    I'll wish you the best of luck in finding something more suitable for your long-term illness.

  • I agree with this some comment to a certain extent but I feel that this is a decision that Cherlisa needs to make on her own, Cherlisa you say that you're a Supervisor so you've worked you way up to a responsible role but I agree with Oldtimer that you do have to look at your options, get some help and advice and talk to your Employer as new jobs are not that easy to get at the moment, you might not want to give it up? Also you may be entitled to some disability benefit if you decided to reduce your hours.....think it's called PIP now? When I went for my last Rheumy appt the guy who went in before me was a Window Cleaner and was still working but we are all different and it's your choice! Good luck with everything :) xxx

  • I guess I'm frightened that keeping pushing myself now will cause worse problems later.

    Thank you very much.

  • Hi, I've been diagnosed about 2 months now and after having 6 weeks off for the summer am wondering how I'm going to cope with working with young children as my RA has decided to make an appearance in my lower back. Like you I want to work but worry about the damage it will cause being over active and pushing things to the limit. I found the practice nurse at my GPS very supportive where rhumy nurse just said it will be interesting with me starting back. I'm thinking about retraining but can't decide what would be best to retrain in as have spent years training in special needs. I hope the answers on here that people have given will help you. I know I will now be contacting local job centre thanx to advice you've been given. It helps to know there are others that understand x

  • Hi ajd376,

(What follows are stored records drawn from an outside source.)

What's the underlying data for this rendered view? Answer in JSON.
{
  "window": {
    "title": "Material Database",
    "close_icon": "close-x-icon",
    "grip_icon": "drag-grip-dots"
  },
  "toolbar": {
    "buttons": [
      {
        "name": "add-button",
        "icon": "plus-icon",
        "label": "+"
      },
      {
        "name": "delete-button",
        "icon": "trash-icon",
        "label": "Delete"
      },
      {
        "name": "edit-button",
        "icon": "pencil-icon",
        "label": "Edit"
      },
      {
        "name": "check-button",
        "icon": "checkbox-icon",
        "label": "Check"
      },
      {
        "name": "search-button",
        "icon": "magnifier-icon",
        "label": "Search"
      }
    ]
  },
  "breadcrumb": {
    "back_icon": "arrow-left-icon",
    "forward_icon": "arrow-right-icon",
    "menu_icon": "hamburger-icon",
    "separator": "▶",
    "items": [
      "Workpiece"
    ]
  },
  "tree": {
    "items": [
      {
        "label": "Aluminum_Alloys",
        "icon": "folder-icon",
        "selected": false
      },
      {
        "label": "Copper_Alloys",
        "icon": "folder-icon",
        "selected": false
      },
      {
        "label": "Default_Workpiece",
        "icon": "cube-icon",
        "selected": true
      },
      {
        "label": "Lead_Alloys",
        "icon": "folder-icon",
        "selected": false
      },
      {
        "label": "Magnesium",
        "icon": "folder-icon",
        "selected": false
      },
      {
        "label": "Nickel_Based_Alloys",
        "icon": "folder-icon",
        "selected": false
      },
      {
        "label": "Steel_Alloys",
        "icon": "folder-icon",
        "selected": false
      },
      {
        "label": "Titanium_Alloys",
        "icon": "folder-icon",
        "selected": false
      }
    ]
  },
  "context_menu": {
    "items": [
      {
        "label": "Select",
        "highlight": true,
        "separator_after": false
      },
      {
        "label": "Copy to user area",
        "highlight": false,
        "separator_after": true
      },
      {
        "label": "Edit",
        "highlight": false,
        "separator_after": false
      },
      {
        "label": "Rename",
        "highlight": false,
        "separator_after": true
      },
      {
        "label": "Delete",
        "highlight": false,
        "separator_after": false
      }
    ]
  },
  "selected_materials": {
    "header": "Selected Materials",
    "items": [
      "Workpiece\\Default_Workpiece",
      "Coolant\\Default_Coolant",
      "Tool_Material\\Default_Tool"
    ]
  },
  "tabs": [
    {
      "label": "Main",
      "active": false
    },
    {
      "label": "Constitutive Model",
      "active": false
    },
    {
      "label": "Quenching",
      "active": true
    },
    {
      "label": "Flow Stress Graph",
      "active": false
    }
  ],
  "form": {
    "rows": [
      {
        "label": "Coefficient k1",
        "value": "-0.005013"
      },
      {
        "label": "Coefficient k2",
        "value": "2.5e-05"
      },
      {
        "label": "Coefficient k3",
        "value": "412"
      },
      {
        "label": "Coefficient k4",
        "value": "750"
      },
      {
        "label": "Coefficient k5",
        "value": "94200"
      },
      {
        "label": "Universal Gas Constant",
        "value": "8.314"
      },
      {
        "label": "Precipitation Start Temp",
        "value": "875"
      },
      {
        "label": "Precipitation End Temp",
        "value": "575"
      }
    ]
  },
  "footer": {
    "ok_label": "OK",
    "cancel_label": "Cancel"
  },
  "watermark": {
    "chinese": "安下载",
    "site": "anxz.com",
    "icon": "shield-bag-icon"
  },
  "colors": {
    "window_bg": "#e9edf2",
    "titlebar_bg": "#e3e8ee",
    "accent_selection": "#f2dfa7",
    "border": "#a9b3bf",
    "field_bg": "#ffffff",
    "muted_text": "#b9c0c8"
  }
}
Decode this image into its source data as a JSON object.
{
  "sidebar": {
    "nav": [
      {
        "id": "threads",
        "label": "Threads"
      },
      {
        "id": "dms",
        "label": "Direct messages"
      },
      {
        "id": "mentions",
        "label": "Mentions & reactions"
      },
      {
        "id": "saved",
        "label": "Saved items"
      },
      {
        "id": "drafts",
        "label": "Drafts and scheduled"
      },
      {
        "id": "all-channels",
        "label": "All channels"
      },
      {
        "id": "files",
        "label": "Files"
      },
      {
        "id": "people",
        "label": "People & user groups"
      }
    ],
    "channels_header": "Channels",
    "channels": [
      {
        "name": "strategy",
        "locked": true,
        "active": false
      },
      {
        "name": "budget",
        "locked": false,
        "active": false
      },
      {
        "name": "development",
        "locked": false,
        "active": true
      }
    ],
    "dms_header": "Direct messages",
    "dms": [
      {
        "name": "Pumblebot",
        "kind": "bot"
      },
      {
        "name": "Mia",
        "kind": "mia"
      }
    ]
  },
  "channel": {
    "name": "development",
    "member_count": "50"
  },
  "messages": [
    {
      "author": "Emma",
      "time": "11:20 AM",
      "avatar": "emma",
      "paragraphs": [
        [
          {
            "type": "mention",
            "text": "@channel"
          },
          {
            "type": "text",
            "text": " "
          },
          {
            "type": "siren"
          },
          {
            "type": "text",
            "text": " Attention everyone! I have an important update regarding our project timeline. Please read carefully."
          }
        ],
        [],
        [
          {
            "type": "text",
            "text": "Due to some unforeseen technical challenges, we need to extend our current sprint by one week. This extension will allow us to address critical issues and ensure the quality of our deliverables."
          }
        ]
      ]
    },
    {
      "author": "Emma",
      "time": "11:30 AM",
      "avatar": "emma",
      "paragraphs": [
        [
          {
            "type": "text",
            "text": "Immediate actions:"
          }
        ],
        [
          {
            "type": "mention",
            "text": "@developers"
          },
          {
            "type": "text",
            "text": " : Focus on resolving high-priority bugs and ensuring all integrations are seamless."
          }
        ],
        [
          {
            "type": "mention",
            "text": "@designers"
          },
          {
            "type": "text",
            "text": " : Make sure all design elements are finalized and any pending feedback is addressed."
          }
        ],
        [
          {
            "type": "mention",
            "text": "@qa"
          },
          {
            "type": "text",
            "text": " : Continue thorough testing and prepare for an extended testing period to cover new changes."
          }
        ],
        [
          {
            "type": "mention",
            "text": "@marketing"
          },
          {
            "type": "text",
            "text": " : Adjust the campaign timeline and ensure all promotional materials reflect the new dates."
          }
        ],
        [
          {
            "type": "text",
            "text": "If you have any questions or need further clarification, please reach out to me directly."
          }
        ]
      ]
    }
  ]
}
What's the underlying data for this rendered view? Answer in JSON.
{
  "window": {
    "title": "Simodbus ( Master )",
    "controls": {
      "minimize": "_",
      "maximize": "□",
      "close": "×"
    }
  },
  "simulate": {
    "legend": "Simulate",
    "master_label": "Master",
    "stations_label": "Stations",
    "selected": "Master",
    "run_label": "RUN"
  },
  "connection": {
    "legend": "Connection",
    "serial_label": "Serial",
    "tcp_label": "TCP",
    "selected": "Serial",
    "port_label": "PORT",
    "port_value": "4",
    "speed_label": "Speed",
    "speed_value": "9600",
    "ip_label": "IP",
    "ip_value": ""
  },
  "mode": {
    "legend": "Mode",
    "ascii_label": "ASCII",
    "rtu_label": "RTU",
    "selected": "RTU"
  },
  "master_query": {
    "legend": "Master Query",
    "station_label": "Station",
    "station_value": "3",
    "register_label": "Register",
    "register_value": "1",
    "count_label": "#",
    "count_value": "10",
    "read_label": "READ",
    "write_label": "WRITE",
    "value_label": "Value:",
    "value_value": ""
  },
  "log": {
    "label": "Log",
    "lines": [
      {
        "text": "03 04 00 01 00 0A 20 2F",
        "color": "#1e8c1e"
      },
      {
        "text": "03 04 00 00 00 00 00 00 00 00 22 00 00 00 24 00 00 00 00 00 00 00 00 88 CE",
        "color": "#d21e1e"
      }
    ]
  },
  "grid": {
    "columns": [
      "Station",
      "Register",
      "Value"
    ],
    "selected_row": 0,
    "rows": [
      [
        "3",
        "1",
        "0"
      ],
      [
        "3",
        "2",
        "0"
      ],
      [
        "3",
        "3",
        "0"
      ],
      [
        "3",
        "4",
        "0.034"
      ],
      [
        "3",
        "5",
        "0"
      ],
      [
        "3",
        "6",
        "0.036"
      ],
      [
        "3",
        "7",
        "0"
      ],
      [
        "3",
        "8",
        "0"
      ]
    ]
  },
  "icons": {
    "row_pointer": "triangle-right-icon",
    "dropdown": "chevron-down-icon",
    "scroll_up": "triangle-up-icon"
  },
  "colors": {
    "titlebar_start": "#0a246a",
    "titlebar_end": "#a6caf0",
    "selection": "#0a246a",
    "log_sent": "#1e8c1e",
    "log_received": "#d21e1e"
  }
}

    I definitely feel for you.

    It's so hard not to be ratty when you're in pain.

    I've worked late nights in hospitality all my working life, I wouldn't even begin to know what to train in!

    I appreciate all the info and advice from all the posters above and wish you all the best with just trying to make it through the school year :)

  • Hi. I feel real sorry for you too. I myself was in full time employment too, In a physical job, but sadly I had to admit defeat, I'm just going through the process of ill Heath retirement, I have struggled for the best part of four years with it, but my body had just had enough, listen to what your body is telling you. I have other conditions that have contributed to me finishing it isn't all RA. Hope you get sorted soon. x

  • Hi,

    Thanks for the support.

    I'm trying to be realistic in terms of the fact that I'm only 37,

    That means that I'm still a long way from retirement and I don't want to just give up.

    Plus, I've only been diagnosed in march so on a good day I feel pretty able. (Not every day)

    Also, my rhuematoid nurse and gp haven't mentioned cutting down my hours.

    They seem very pro work.

    That makes me wonder if I would be doing more damage by not working....

  • Hi Cherilsa, I'm 49, my family keep their eye on me and it was their input and my body telling me enoughs enough that I finally called a day to where I worked. I had a occupational Heath worker (from the hospital) come to see me when I was at work and she recommended that I find something else to do because the sort of work I was doing was harming my body more than helping it. My family and i knew that work wasn't doing me any good and it was making my condition worse. My GP tells me just to keep my body ticking over now, which I do. It's a big thing that your going through as I know, it's altered our lives and in some ways ruined it too, our dreams were blown out of the water when I got diagnosed 5 years ago. Don't be a prisoner to RA but you have to learn to live with it, some days you win some days it wins, I hope you come to a decision that you are at home with. Good luck for the future Paul. x

  • Wow,

    That's deep.

    I can relate to all of that.

    I know I'm pretty much at the start of my journey.

    I don't know what I'm going to do.

    Thank you and good luck to you.

You may also like...